Many times I found myself checking the news feed on my FB page or Twitter, instead of writing an article or researching to get closer for my goal. Or I let 3 hours go by just because I was answering emails. So I forbid myself to use my social networks and I check my emails for only 1 hour a day (yes, there are days where I check it more often, but usually that hour is more than enough and all the clients are still happy :)). I try to put my phone away from me, so I don’t get distracted by txts, whatsapps or anything else. And you know what, when I clear all the cluster away, I get productive. When my mind is free from the outside distractions, things just get done.
Don’t deny it, don’t even try to. We all find them. I’m not in the mood today. I’ll do it later, because now I have to do this or that. I can’t do it, because I am scared. Everyone can do whatever they’d like to. The problem is in our head and brains. Mel Robbins stated in her book Stop sayin’ you’re fine*, that when something occurs in our mind, we have exactly 5 seconds to turn that thought into action, or our brain will find an excuse for not doing it. We are wired to not do things, to not change things and we’ll always find an excuse for not doing it. Every single on of us. It’s not that we’re lazy, we just feel more comfortable when we don’t have to do things. And we are also masters of excuses. Just ask yourself why you haven’t exercised today or ate healthy, or didn’t call your mom, even though you promised her you would? Excuses, they’re everywhere.
I make them to. Will never deny that. But I really try and do the things I have to do. Sometimes I would rather run 10 miles (not that I do ;)) than write an email to a customer I have to turn down or ask someone for help, but hey… Every time i turn an excuse into action, things get done and I feel better and accomplished.
I’m still getting to know myself. What keeps my going, what stops me from succeeding. Every day is a new opportunity to learn and improve myself. I try to make the most of it. By not letting myself get distracted, following my plan and the tasks I’ve written down, turning excuses into actions, ideas aren’t just ideas, they become reality.

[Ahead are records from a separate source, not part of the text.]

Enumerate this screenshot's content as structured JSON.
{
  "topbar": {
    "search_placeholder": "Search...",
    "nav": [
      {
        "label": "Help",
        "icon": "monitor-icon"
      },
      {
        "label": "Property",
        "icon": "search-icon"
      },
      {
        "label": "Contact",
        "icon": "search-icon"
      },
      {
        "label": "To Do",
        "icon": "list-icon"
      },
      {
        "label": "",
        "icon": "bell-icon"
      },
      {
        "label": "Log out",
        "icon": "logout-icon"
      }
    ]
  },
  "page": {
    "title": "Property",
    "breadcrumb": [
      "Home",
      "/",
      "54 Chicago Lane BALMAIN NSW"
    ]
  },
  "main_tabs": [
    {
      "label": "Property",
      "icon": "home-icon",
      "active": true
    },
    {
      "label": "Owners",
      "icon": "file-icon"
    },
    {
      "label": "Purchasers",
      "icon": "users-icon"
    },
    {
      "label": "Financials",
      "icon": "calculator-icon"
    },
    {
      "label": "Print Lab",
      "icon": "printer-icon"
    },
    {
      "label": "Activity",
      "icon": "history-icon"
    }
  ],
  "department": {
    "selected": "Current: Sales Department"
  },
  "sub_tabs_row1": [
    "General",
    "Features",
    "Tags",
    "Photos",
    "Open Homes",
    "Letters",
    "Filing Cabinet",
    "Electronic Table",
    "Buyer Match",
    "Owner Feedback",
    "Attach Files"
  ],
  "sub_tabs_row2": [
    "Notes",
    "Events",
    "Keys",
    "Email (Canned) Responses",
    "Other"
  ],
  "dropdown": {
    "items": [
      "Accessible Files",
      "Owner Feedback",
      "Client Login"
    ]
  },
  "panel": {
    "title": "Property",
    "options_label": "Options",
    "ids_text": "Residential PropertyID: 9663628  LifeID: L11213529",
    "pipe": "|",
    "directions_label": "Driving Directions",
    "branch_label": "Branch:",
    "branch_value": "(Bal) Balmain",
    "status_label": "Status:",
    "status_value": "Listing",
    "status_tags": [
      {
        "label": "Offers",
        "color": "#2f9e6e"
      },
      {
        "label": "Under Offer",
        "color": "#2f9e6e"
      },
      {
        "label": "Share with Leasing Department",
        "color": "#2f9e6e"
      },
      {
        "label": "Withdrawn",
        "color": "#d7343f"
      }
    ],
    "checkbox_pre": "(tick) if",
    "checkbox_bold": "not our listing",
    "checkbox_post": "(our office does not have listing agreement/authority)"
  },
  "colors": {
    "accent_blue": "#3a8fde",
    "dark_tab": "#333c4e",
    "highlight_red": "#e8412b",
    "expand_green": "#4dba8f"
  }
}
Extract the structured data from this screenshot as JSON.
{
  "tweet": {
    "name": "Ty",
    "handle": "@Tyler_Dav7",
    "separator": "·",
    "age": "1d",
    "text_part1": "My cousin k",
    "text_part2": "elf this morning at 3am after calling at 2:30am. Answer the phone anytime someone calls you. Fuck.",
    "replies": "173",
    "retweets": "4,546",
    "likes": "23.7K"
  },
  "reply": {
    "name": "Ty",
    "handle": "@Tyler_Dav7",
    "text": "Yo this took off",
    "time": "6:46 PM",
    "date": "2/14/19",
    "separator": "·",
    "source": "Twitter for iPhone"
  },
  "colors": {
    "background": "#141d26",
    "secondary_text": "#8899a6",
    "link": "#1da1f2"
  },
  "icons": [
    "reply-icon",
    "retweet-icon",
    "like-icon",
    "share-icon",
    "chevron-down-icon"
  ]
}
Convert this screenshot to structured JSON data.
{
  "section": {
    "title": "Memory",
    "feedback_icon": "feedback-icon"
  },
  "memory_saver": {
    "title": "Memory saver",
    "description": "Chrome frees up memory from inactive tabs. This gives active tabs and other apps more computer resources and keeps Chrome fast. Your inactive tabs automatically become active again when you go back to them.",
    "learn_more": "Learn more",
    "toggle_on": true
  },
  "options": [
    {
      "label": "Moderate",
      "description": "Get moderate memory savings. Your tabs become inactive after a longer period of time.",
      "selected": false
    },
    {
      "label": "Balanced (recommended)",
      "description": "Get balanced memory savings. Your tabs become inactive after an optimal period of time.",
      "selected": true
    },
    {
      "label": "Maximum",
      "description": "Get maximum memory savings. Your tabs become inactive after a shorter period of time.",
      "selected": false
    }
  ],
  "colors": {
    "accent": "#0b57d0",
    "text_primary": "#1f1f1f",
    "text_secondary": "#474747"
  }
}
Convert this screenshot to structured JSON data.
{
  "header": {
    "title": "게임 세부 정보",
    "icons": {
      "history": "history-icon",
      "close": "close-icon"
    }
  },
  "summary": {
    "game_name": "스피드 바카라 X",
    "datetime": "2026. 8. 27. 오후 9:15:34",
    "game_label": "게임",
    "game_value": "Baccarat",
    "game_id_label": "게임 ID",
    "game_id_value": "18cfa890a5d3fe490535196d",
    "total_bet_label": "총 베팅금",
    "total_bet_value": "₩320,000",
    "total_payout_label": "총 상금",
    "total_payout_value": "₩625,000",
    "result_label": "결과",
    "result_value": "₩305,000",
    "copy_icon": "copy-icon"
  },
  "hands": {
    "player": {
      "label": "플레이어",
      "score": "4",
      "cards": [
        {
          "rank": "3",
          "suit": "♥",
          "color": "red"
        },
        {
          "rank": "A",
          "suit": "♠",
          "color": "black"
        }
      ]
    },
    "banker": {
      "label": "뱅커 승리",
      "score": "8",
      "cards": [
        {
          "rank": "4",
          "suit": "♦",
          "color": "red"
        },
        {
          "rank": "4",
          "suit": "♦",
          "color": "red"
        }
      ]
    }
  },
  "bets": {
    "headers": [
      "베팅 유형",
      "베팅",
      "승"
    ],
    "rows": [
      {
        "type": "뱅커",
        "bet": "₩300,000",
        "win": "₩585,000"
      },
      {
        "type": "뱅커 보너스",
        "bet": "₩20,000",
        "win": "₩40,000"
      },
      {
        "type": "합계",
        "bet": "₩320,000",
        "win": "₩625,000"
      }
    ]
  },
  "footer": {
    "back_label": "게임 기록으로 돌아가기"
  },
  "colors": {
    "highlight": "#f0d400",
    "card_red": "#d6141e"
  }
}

See you next time.
*I really highly recommend you to read this book. By following the “rules” you’ll turn your life upside down, it’ll be better than ever.